EU says it is at a crossroads in the EU's legal order

And the bloc hit back, suggesting that very serious issues in relation to primacy of EU law were at stake with more chatter about Poland following the UK s example with a so-called Polexit. The nationalist government of Poland has been in conflict with the European Commission in Brussels in 2015 over judicial reforms, media freedoms and LGBT rights since taking power in 2015.

However, a recent court ruling that parts of Polish law are incompatible with EU law has brought matters to a head. Mr Morawiecki, a member of the Law and Justice Party, told the Polish parliament: We are at a crucial moment, you could say at a crossroads in the EU history. How far will Europe retreat before the usurpation of some EU institutions? The ruling of Poland's constitutional tribunal, an institution which government critics say has become politicized as part of reforms they say undermine judicial independence, challenges a key tenet of European integration. Poland says the EU has overstepped its mandate by attempting to prevent the government's judicial reforms and that the Constitutional Tribunal ruling asserts the primacy of the Polish constitution in a way that is no different from rulings handed down by courts in other European countries. Asked about Mr Morawiecki's comment on Thursday, Commission spokesman Christian Wigand said the EU executive had the task of safeguarding the proper functioning of the Union's legal order and will continue to ensure that rights of Europeans under the Treaties will continue to be protected. Covid warns horror winter temperatures and misfortune in Chris Whitty's AX3 season as cases soar.

Donald Trump to announce 2024 challenge to Biden 'imminently' REVEALED Lego to remove gender bias from its toys after survey findings INSIGHT EU exit fears spark mass protests in Poland PICTURES The question of Polish strained relations with the EU has been a topic of discussion throughout the EU 27 in recent months. Speaking earlier this week, Emmanuel Macron, the EU s future Brexit negotiator poised to challenge French President Michel Barnier in the next year election, raised a question mark about Warsaw's ongoing membership. He told the broadcaster BFM TV: In Poland it is not a question of law, it is a political issue. It is very serious. The Polish people, the current government, is trying to frustrate justice and coerce justice. Why do people say that they hate the European treaties and against their constitution? This is a very serious problem. He added: This issue should be done politically and the European Council, the Council of Heads of State and Government, should ask Polish people if they want to stay in the EU or not.
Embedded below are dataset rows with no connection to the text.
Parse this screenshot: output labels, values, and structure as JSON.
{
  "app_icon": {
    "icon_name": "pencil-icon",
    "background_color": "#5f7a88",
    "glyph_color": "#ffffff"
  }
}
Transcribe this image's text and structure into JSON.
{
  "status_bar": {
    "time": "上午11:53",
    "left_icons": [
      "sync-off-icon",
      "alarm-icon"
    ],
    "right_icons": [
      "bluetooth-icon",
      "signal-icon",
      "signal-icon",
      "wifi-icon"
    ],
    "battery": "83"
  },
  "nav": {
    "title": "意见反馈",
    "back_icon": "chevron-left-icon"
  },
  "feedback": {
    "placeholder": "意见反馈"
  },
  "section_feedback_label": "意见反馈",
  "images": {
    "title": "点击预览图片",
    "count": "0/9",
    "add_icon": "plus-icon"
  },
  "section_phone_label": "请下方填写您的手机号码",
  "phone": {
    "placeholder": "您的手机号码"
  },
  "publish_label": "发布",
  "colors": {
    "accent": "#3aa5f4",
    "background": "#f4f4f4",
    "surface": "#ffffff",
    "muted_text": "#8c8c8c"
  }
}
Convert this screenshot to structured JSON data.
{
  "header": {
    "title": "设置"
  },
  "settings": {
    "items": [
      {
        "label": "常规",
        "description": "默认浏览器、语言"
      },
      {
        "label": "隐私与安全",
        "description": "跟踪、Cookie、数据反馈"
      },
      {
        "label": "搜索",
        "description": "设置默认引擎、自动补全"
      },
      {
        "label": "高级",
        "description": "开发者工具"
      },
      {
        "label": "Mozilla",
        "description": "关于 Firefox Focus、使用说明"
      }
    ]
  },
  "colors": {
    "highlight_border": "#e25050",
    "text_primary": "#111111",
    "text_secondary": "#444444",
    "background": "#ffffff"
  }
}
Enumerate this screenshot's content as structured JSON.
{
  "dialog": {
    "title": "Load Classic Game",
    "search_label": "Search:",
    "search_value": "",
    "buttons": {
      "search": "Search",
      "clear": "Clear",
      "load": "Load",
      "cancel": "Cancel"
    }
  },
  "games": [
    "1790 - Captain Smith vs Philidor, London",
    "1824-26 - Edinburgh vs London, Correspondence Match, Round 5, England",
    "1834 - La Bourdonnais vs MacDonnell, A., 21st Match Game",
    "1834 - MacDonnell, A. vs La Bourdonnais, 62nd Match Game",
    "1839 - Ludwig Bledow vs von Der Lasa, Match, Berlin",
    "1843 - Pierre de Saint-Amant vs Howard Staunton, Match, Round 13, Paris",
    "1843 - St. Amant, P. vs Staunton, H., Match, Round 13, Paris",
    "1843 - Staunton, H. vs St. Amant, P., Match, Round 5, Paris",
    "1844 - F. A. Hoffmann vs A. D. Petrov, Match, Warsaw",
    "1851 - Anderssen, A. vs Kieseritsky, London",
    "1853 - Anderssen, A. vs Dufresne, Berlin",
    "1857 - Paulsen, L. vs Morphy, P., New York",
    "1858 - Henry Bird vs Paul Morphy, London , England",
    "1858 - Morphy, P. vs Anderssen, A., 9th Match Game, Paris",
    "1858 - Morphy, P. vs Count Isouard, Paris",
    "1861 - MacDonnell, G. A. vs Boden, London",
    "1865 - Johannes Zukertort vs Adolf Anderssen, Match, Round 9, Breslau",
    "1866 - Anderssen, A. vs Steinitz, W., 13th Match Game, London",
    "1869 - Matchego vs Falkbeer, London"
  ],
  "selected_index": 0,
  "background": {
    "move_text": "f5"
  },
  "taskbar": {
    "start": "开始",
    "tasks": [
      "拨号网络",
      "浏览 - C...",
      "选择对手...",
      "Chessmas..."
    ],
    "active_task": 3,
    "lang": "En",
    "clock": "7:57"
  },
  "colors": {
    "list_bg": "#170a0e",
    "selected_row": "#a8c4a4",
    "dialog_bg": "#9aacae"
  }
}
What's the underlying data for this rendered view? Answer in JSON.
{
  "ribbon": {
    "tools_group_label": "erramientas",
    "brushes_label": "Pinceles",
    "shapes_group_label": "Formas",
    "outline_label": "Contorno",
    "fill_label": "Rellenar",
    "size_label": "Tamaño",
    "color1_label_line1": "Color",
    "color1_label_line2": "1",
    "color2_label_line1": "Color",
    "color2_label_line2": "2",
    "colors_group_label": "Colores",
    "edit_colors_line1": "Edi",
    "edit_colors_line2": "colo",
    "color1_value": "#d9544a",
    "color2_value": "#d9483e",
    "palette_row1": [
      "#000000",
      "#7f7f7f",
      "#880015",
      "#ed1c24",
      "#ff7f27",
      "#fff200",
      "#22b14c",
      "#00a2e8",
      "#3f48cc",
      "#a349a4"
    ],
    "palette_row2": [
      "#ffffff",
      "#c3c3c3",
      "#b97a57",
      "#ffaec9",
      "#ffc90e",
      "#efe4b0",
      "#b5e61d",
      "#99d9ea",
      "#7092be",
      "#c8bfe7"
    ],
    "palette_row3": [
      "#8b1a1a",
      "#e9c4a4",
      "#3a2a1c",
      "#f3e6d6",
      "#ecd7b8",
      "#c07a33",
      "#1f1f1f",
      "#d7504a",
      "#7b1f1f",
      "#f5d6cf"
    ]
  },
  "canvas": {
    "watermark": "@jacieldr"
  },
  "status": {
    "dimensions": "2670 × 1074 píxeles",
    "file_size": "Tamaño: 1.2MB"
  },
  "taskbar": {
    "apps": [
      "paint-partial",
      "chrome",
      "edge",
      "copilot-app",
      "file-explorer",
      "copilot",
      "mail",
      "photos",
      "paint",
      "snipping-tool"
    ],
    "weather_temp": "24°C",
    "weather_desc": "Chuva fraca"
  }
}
Mr Barnier said, referring to his country s adherence to EU law: We made a commitment. How will I do. That is what we do and what I plan to do.